Still, many lawmakers, federal agencies, and the biofuel industry continue to insist that ethanol is better for the climate than gasoline. A 2021 DOE report found that the greenhouse gas emissions from grain-based ethanol can be as much as 52 percent lower than gasoline. With more climate-friendly growing practices, that could reach 70 percent, according to a 2018 study funded by the Department of Agriculture.
“There’s been a lot of talk — and a lot of confusion — recently about corn ethanol’s carbon footprint,” Renewable Fuels Association CEO Geoff Cooper wrote in a blog post last year. He criticized what he called a “flawed and misleading approach to examining ethanol’s carbon footprint” and said that corn ethanol has a 46 percent smaller footprint than gasoline. That number comes from a 2021 analysis by researchers at Harvard University, Tufts University, and Massachusetts Institute of Technology.
But ethanol critics say such calculations don’t accurately account for the entire ethanol production cycle, from cultivation to processing, and underestimate the emissions caused by land-use changes associated with ethanol.
“The studies that look at the full life cycle of production and use of ethanol suggest that it results in increased greenhouse gas emissions relative to gasoline. [And] it doesn’t lead to lower emissions that affect air quality — say, particulates. In fact, they’re higher,” Hill said.

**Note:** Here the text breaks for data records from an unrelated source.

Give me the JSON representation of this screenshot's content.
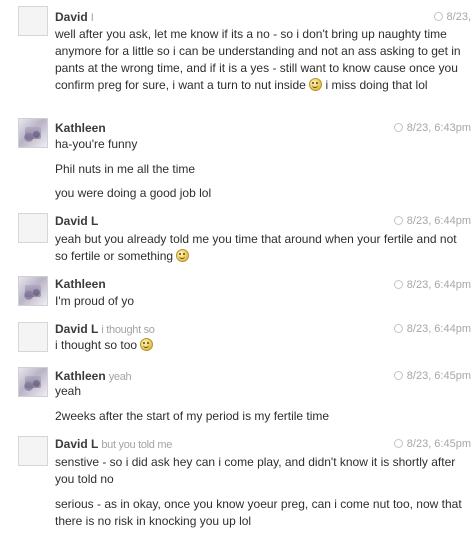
{
  "messages": [
    {
      "sender": "David",
      "preview": "I",
      "time": "8/23,",
      "lines": [
        "well after you ask, let me know if its a no - so i don't bring up naughty time anymore for a little so i can be understanding and not an ass asking to get in pants at the wrong time, and if it is a yes - still want to know cause once you confirm preg for sure, i want a turn to nut inside",
        "i miss doing that lol"
      ]
    },
    {
      "sender": "Kathleen",
      "preview": "",
      "time": "8/23, 6:43pm",
      "lines": [
        "ha-you're funny",
        "Phil nuts in me all the time",
        "you were doing a good job lol"
      ]
    },
    {
      "sender": "David L",
      "preview": "",
      "time": "8/23, 6:44pm",
      "lines": [
        "yeah but you already told me you time that around when your fertile and not so fertile or something"
      ]
    },
    {
      "sender": "Kathleen",
      "preview": "",
      "time": "8/23, 6:44pm",
      "lines": [
        "I'm proud of yo"
      ]
    },
    {
      "sender": "David L",
      "preview": "i thought so",
      "time": "8/23, 6:44pm",
      "lines": [
        "i thought so too"
      ]
    },
    {
      "sender": "Kathleen",
      "preview": "yeah",
      "time": "8/23, 6:45pm",
      "lines": [
        "yeah",
        "2weeks after the start of my period is my fertile time"
      ]
    },
    {
      "sender": "David L",
      "preview": "but you told me",
      "time": "8/23, 6:45pm",
      "lines": [
        "senstive - so i did ask hey can i come play, and didn't know it is shortly after you told no",
        "serious - as in okay, once you know yoeur preg, can i come nut too, now that there is no risk in knocking you up lol"
      ]
    }
  ]
}
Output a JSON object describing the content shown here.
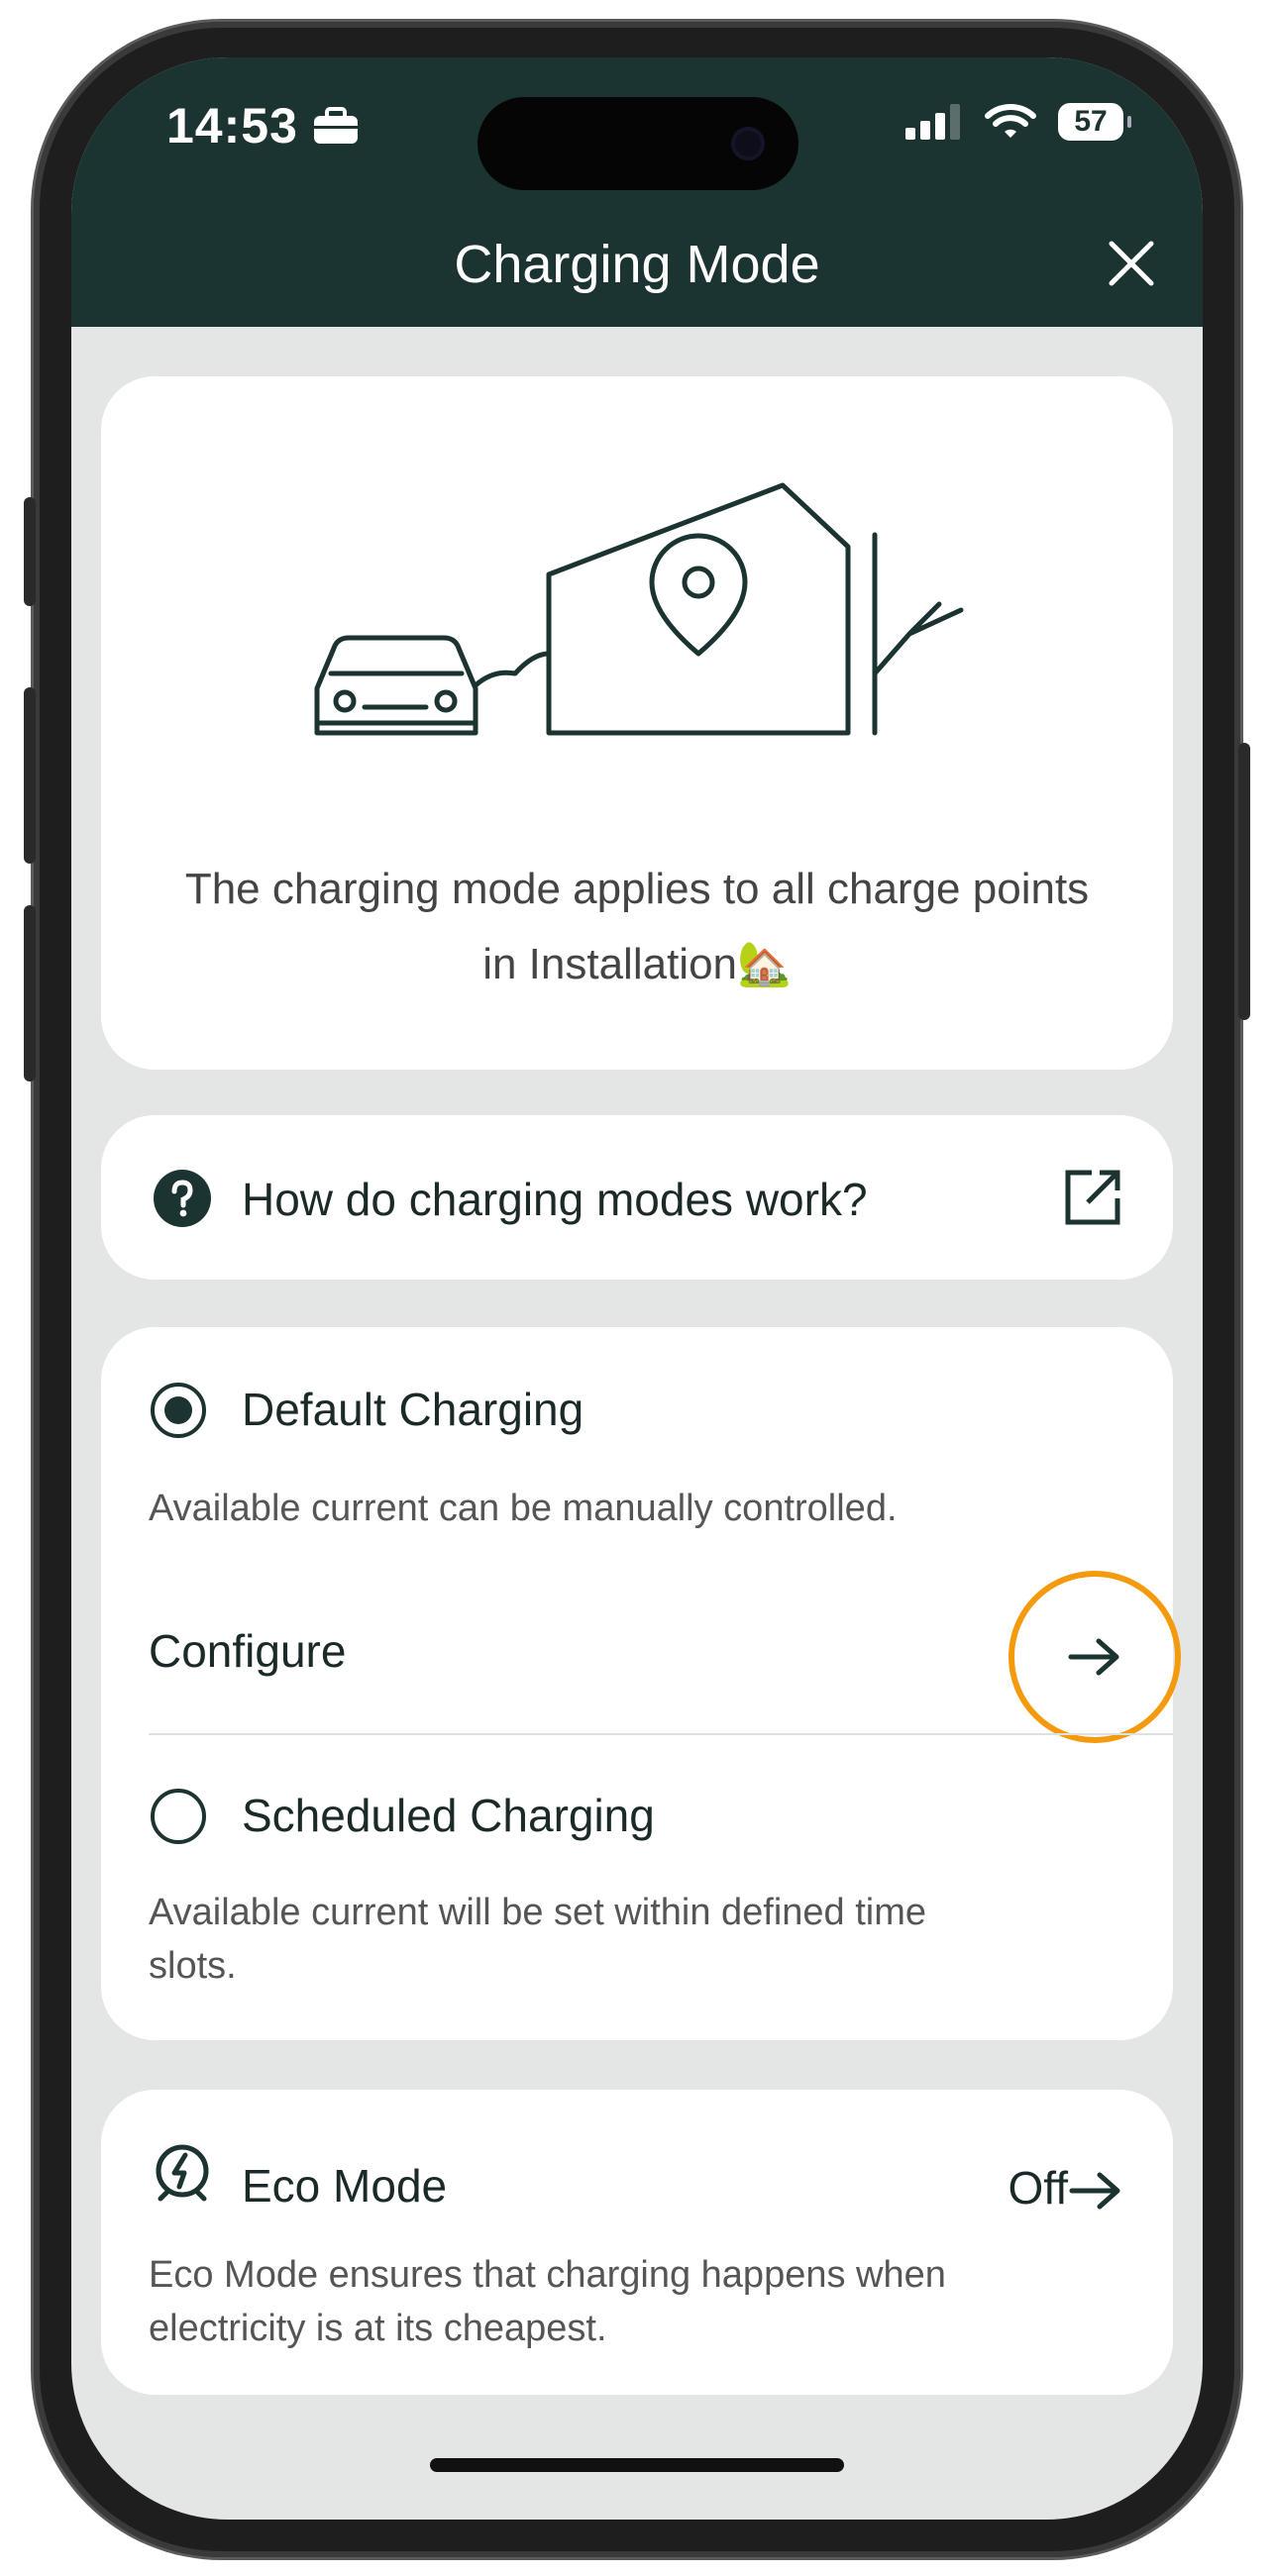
{
  "status_bar": {
    "time": "14:53",
    "battery": "57"
  },
  "header": {
    "title": "Charging Mode"
  },
  "intro": {
    "text": "The charging mode applies to all charge points in Installation🏡"
  },
  "help": {
    "label": "How do charging modes work?"
  },
  "modes": {
    "default": {
      "label": "Default Charging",
      "description": "Available current can be manually controlled.",
      "selected": true
    },
    "configure_label": "Configure",
    "scheduled": {
      "label": "Scheduled Charging",
      "description": "Available current will be set within defined time slots.",
      "selected": false
    }
  },
  "eco": {
    "label": "Eco Mode",
    "value": "Off",
    "description": "Eco Mode ensures that charging happens when electricity is at its cheapest."
  },
  "colors": {
    "header_bg": "#1b3431",
    "accent_highlight": "#f59a0c",
    "screen_bg": "#e3e6e5"
  }
}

Aside from ethanol’s environmental consequences, questions linger over its future in an increasingly electrified world. In 2011, there were 22,000 EVs on U.S. roads. Ten years later, there were 2 million. One in five cars sold around the world this year will be electric, the International Energy Agency reported last week. As electric vehicles become more popular, “you are going to see the ethanol industry looking for ways to sustain itself, and probably sustainable aviation fuel is going to be their big push,” said Aaron Smith, an agricultural economist at University of California, Davis and a co-author of the 2022 study critical of ethanol.
The Department of Energy says ethanol jet fuel could reduce greenhouse gas emissions by as much as 153 percent compared to its petroleum counterpart. Hill said it has the same problems as the ethanol used to power cars. “There’s no reason to think they’re any different,” he said.
Yet two years ago, the Biden administration set a goal of producing 3 billion gallons of sustainable aviation fuel by 2030. Just last month, two House Democrats — Julia Brownley of California and Brad Schneider of Illinois — reintroduced the Sustainable Aviation Fuel Act, which would authorize $1 billion of federal funds to spur growth in the industry. To qualify for the subsidies, fuels must emit 50 percent fewer greenhouse gasses during their life cycle than oil-based jet fuel. Only time will tell if the new use of ethanol delivers the future the fuel’s supporters have long promised.
This story was originally published by Grist with the headline Despite what you may think, ethanol isn’t dead yet on May 5, 2023.